The United States Government Is Open for Business
Credibility around the world. The president placed 100 percent of the blame on republicans. You don’t like a particular policy or a particular president, then argue for your position. Go out there and win an election. Push to change it. But don’t break it. Reporter: The showdown left the republican party battered in the poles with party leaders placing the blame on senator cruz who kicked off the showdown with his 22 hour talk-a-thon last month against obama care. In an exclusive interview with abc news today cruz was as defiant as ever. You would do it again? I would do anything and i will continue to do anything i can to stop the train wreck that is obama care.
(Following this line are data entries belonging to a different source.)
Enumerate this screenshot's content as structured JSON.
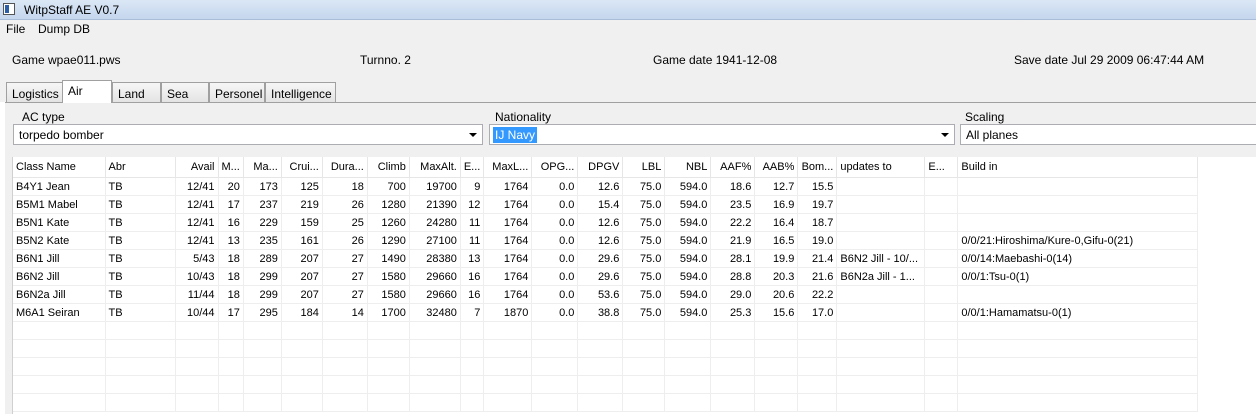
{
  "window": {
    "title": "WitpStaff AE V0.7"
  },
  "menu": [
    {
      "label": "File"
    },
    {
      "label": "Dump DB"
    }
  ],
  "info": {
    "game": "Game wpae011.pws",
    "turn": "Turnno. 2",
    "game_date": "Game date 1941-12-08",
    "save_date": "Save date Jul 29 2009  06:47:44 AM"
  },
  "tabs": [
    {
      "label": "Logistics",
      "active": false
    },
    {
      "label": "Air",
      "active": true
    },
    {
      "label": "Land",
      "active": false
    },
    {
      "label": "Sea",
      "active": false
    },
    {
      "label": "Personel",
      "active": false
    },
    {
      "label": "Intelligence",
      "active": false
    }
  ],
  "filters": {
    "ac_type": {
      "label": "AC type",
      "value": "torpedo bomber"
    },
    "nationality": {
      "label": "Nationality",
      "value": "IJ Navy"
    },
    "scaling": {
      "label": "Scaling",
      "value": "All planes"
    }
  },
  "table": {
    "columns": [
      "Class Name",
      "Abr",
      "Avail",
      "M...",
      "Ma...",
      "Crui...",
      "Dura...",
      "Climb",
      "MaxAlt.",
      "E...",
      "MaxL...",
      "OPG...",
      "DPGV",
      "LBL",
      "NBL",
      "AAF%",
      "AAB%",
      "Bom...",
      "updates to",
      "E...",
      "Build in"
    ],
    "rows": [
      [
        "B4Y1 Jean",
        "TB",
        "12/41",
        "20",
        "173",
        "125",
        "18",
        "700",
        "19700",
        "9",
        "1764",
        "0.0",
        "12.6",
        "75.0",
        "594.0",
        "18.6",
        "12.7",
        "15.5",
        "",
        "",
        ""
      ],
      [
        "B5M1 Mabel",
        "TB",
        "12/41",
        "17",
        "237",
        "219",
        "26",
        "1280",
        "21390",
        "12",
        "1764",
        "0.0",
        "15.4",
        "75.0",
        "594.0",
        "23.5",
        "16.9",
        "19.7",
        "",
        "",
        ""
      ],
      [
        "B5N1 Kate",
        "TB",
        "12/41",
        "16",
        "229",
        "159",
        "25",
        "1260",
        "24280",
        "11",
        "1764",
        "0.0",
        "12.6",
        "75.0",
        "594.0",
        "22.2",
        "16.4",
        "18.7",
        "",
        "",
        ""
      ],
      [
        "B5N2 Kate",
        "TB",
        "12/41",
        "13",
        "235",
        "161",
        "26",
        "1290",
        "27100",
        "11",
        "1764",
        "0.0",
        "12.6",
        "75.0",
        "594.0",
        "21.9",
        "16.5",
        "19.0",
        "",
        "",
        "0/0/21:Hiroshima/Kure-0,Gifu-0(21)"
      ],
      [
        "B6N1 Jill",
        "TB",
        "5/43",
        "18",
        "289",
        "207",
        "27",
        "1490",
        "28380",
        "13",
        "1764",
        "0.0",
        "29.6",
        "75.0",
        "594.0",
        "28.1",
        "19.9",
        "21.4",
        "B6N2 Jill - 10/...",
        "",
        "0/0/14:Maebashi-0(14)"
      ],
      [
        "B6N2 Jill",
        "TB",
        "10/43",
        "18",
        "299",
        "207",
        "27",
        "1580",
        "29660",
        "16",
        "1764",
        "0.0",
        "29.6",
        "75.0",
        "594.0",
        "28.8",
        "20.3",
        "21.6",
        "B6N2a Jill - 1...",
        "",
        "0/0/1:Tsu-0(1)"
      ],
      [
        "B6N2a Jill",
        "TB",
        "11/44",
        "18",
        "299",
        "207",
        "27",
        "1580",
        "29660",
        "16",
        "1764",
        "0.0",
        "53.6",
        "75.0",
        "594.0",
        "29.0",
        "20.6",
        "22.2",
        "",
        "",
        ""
      ],
      [
        "M6A1 Seiran",
        "TB",
        "10/44",
        "17",
        "295",
        "184",
        "14",
        "1700",
        "32480",
        "7",
        "1870",
        "0.0",
        "38.8",
        "75.0",
        "594.0",
        "25.3",
        "15.6",
        "17.0",
        "",
        "",
        "0/0/1:Hamamatsu-0(1)"
      ]
    ]
  }
}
I think our focus should not be on d.C. Politics. It should be on the people who are getting hurt. I got a question this because people hated this shutdown.
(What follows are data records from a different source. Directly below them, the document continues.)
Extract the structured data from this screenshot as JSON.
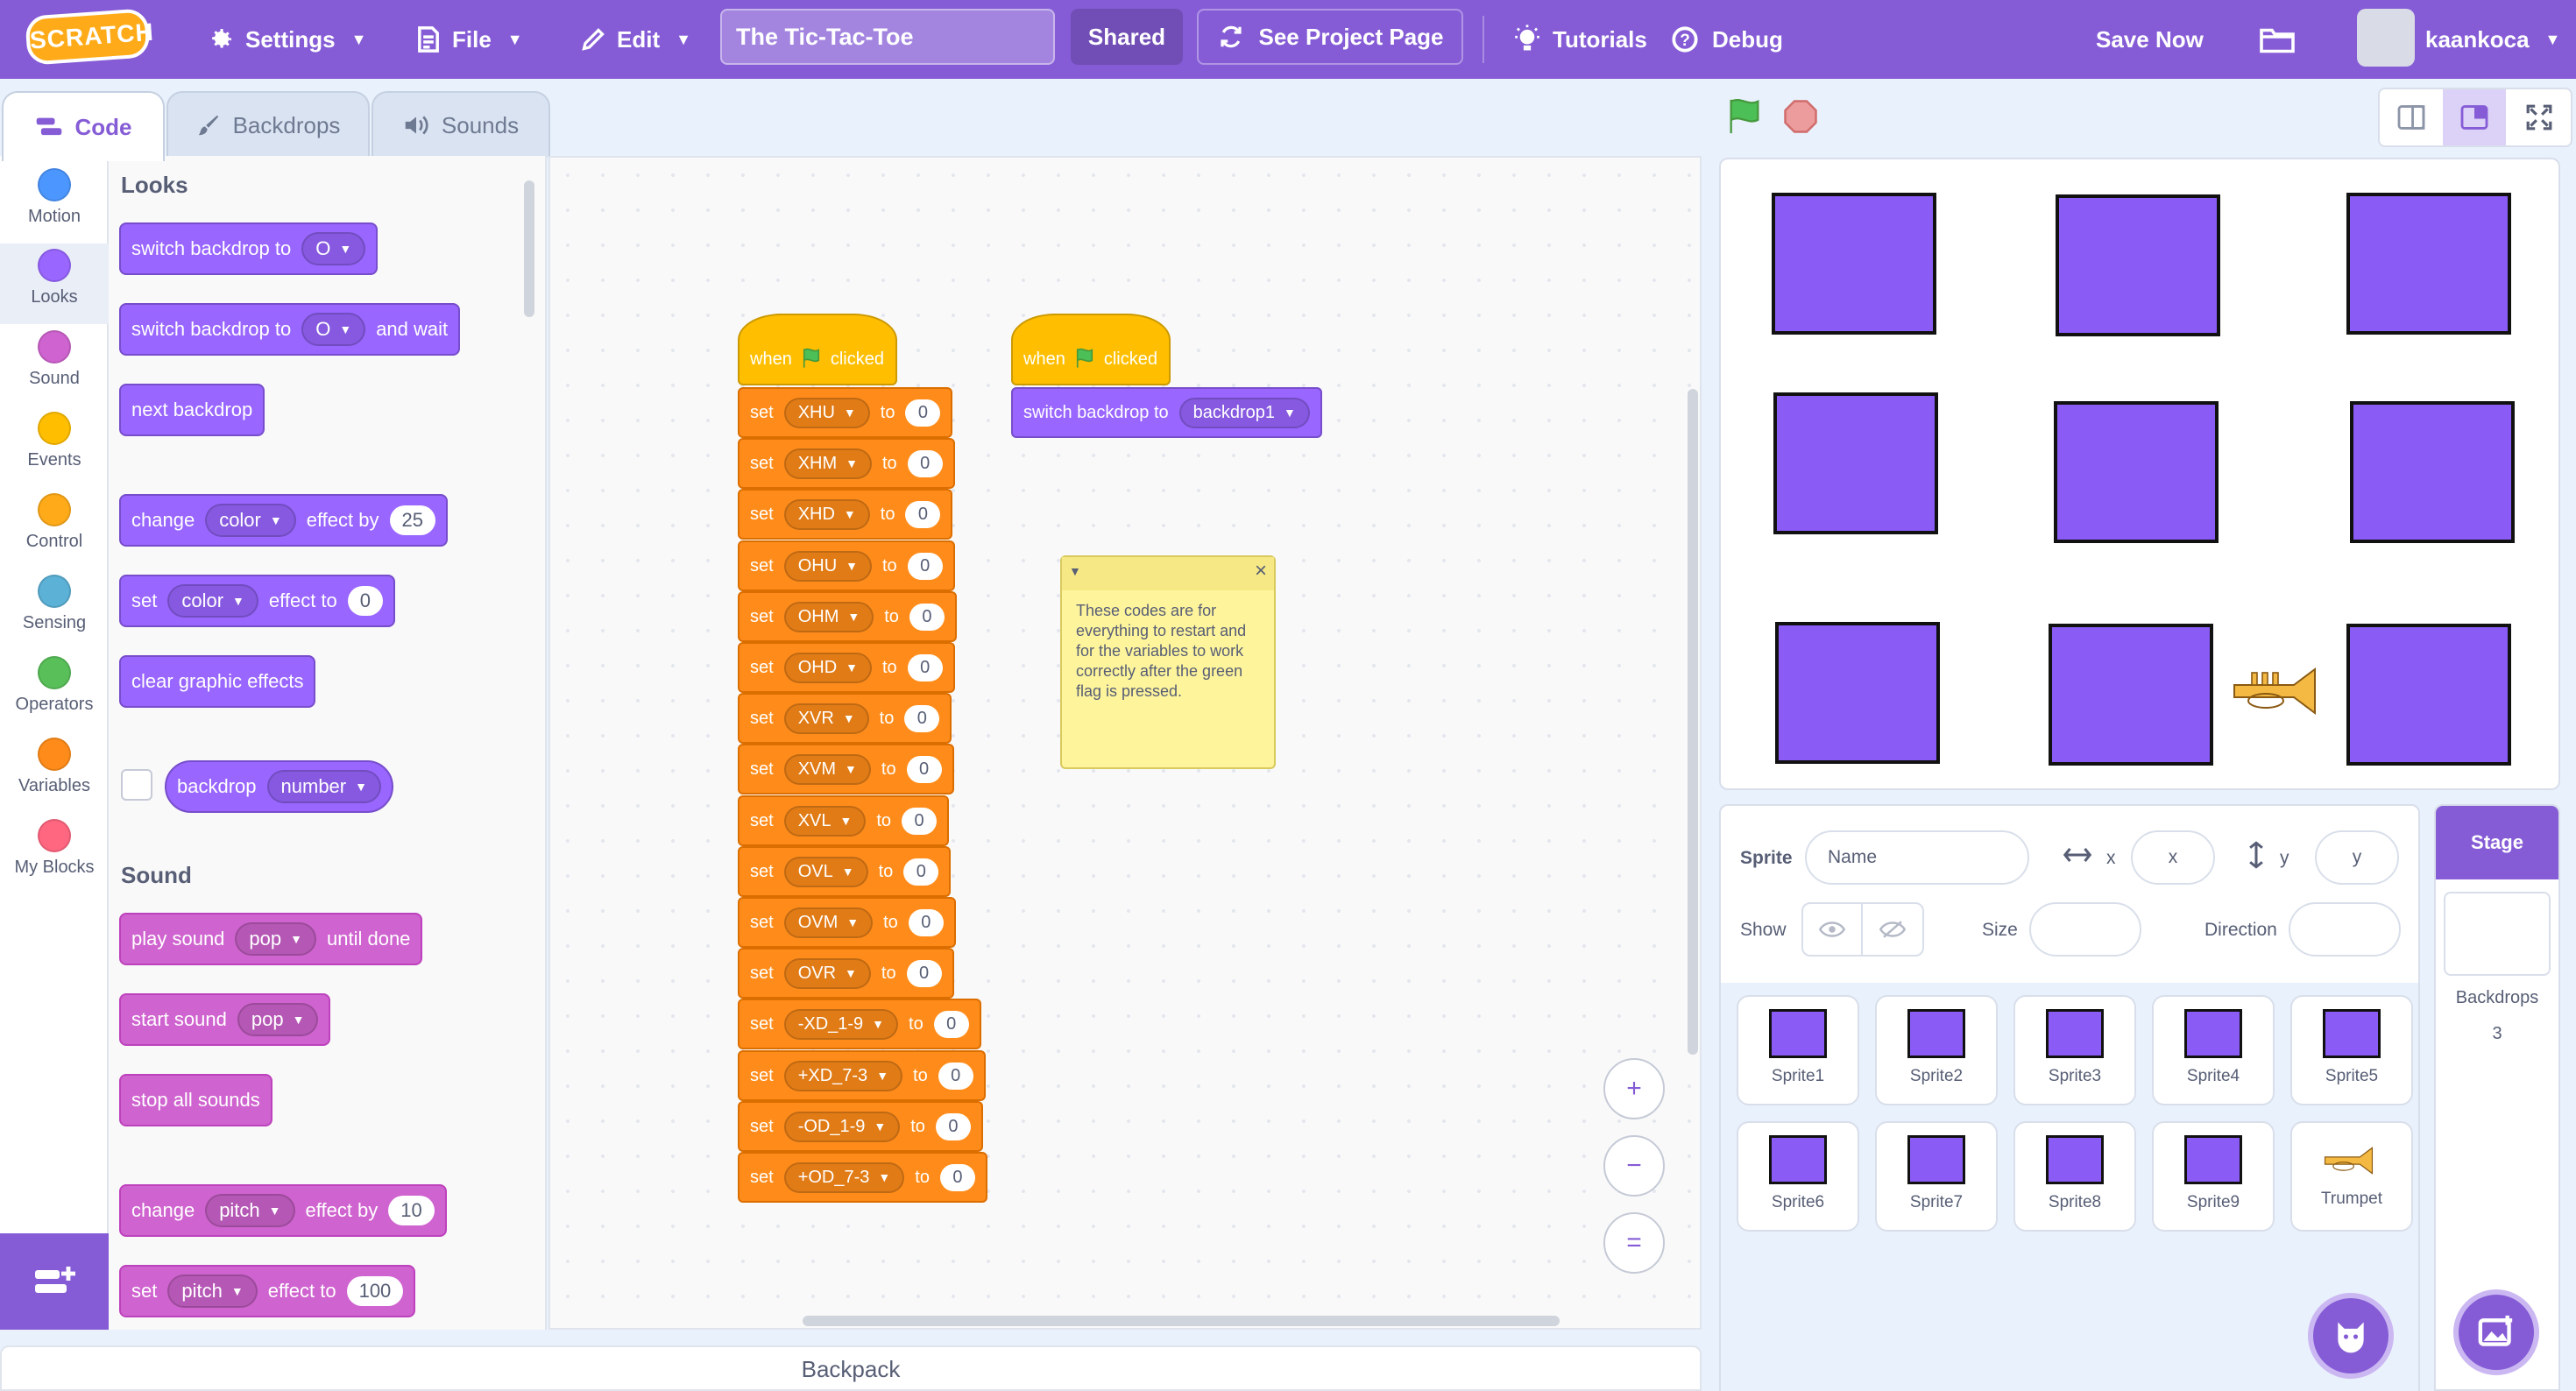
{
  "menubar": {
    "logo": "SCRATCH",
    "settings": "Settings",
    "file": "File",
    "edit": "Edit",
    "project_title": "The Tic-Tac-Toe",
    "shared": "Shared",
    "see_project_page": "See Project Page",
    "tutorials": "Tutorials",
    "debug": "Debug",
    "save_now": "Save Now",
    "username": "kaankoca"
  },
  "tabs": {
    "code": "Code",
    "backdrops": "Backdrops",
    "sounds": "Sounds"
  },
  "categories": [
    {
      "label": "Motion",
      "color": "#4c97ff"
    },
    {
      "label": "Looks",
      "color": "#9966ff"
    },
    {
      "label": "Sound",
      "color": "#cf63cf"
    },
    {
      "label": "Events",
      "color": "#ffbf00"
    },
    {
      "label": "Control",
      "color": "#ffab19"
    },
    {
      "label": "Sensing",
      "color": "#5cb1d6"
    },
    {
      "label": "Operators",
      "color": "#59c059"
    },
    {
      "label": "Variables",
      "color": "#ff8c1a"
    },
    {
      "label": "My Blocks",
      "color": "#ff6680"
    }
  ],
  "palette": {
    "looks_heading": "Looks",
    "switch_backdrop_to": "switch backdrop to",
    "backdrop_value": "O",
    "and_wait": "and wait",
    "next_backdrop": "next backdrop",
    "change": "change",
    "color": "color",
    "effect_by": "effect by",
    "effect_by_value": "25",
    "set": "set",
    "effect_to": "effect to",
    "effect_to_value": "0",
    "clear_graphic_effects": "clear graphic effects",
    "backdrop": "backdrop",
    "number": "number",
    "sound_heading": "Sound",
    "play_sound": "play sound",
    "pop": "pop",
    "until_done": "until done",
    "start_sound": "start sound",
    "stop_all_sounds": "stop all sounds",
    "pitch": "pitch",
    "pitch_by_value": "10",
    "pitch_to_value": "100"
  },
  "scripts": {
    "when": "when",
    "clicked": "clicked",
    "set": "set",
    "to": "to",
    "variables": [
      {
        "name": "XHU",
        "value": "0"
      },
      {
        "name": "XHM",
        "value": "0"
      },
      {
        "name": "XHD",
        "value": "0"
      },
      {
        "name": "OHU",
        "value": "0"
      },
      {
        "name": "OHM",
        "value": "0"
      },
      {
        "name": "OHD",
        "value": "0"
      },
      {
        "name": "XVR",
        "value": "0"
      },
      {
        "name": "XVM",
        "value": "0"
      },
      {
        "name": "XVL",
        "value": "0"
      },
      {
        "name": "OVL",
        "value": "0"
      },
      {
        "name": "OVM",
        "value": "0"
      },
      {
        "name": "OVR",
        "value": "0"
      },
      {
        "name": "-XD_1-9",
        "value": "0"
      },
      {
        "name": "+XD_7-3",
        "value": "0"
      },
      {
        "name": "-OD_1-9",
        "value": "0"
      },
      {
        "name": "+OD_7-3",
        "value": "0"
      }
    ],
    "switch_backdrop_to": "switch backdrop to",
    "backdrop1": "backdrop1",
    "comment": "These codes are for everything to restart and for the variables to work correctly after the green flag is pressed."
  },
  "zoom": {
    "in": "+",
    "out": "−",
    "reset": "="
  },
  "backpack": "Backpack",
  "sprite_info": {
    "sprite_label": "Sprite",
    "name_placeholder": "Name",
    "x_label": "x",
    "x_placeholder": "x",
    "y_label": "y",
    "y_placeholder": "y",
    "show_label": "Show",
    "size_label": "Size",
    "direction_label": "Direction"
  },
  "sprites": [
    "Sprite1",
    "Sprite2",
    "Sprite3",
    "Sprite4",
    "Sprite5",
    "Sprite6",
    "Sprite7",
    "Sprite8",
    "Sprite9",
    "Trumpet"
  ],
  "stage_pane": {
    "title": "Stage",
    "backdrops_label": "Backdrops",
    "backdrops_count": "3"
  },
  "colors": {
    "accent": "#855cd6",
    "looks": "#9966ff",
    "sound": "#cf63cf",
    "events": "#ffbf00",
    "variables": "#ff8c1a",
    "sprite_fill": "#8a5cf5"
  }
}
He said the U.S. effort took billions of dollars, the cooperation of many levels of government — including the military — and a safe environment to make sure the destruction was done safely. “We had a coordinated effort, we had a government that insisted that it be done safely and that the community was protected,” said Mathews, who now works with the Tooele County emergency management team, which makes sure the Utah community is aware of the project. “I don’t think those things are in place in Syria.” Mathews briefly worked at the Desert Army Chemical Depot in Tooele, a desert town bracketed by mountains outside of Salt Lake City where 43% of the nation’s chemical weapons were once stored. The rest was stored at eight other sites around the country. The weapons were first warehoused at the Tooele facility in 1942, during World War II, and grew over time. At one point, the United States once housed the majority of its chemical arsenal –13,000 tons — and a million munitions at the facility. Former inspector: Timeline not practical Syria said to be ‘cooperative’ Weapons inspectors face difficult task Tooele was chosen because military leaders figured Japanese warplanes could hit the West Coast but not fly over the mountains to Utah without refueling, said Richard Trujillo, who spent 40 years working at the facility. “There was mustard gas originally … a lot of smoke-type bombs, smoke pods,” Trujillo recalled. Then, in the 1950s, a lot of nerve gas was transported to the facility, he said. Eventually, the United States signed the international chemical treaty in the 1990s and got serious about getting rid of the chemicals in a way that would not harm the environment or the people working at the plant or living in the area.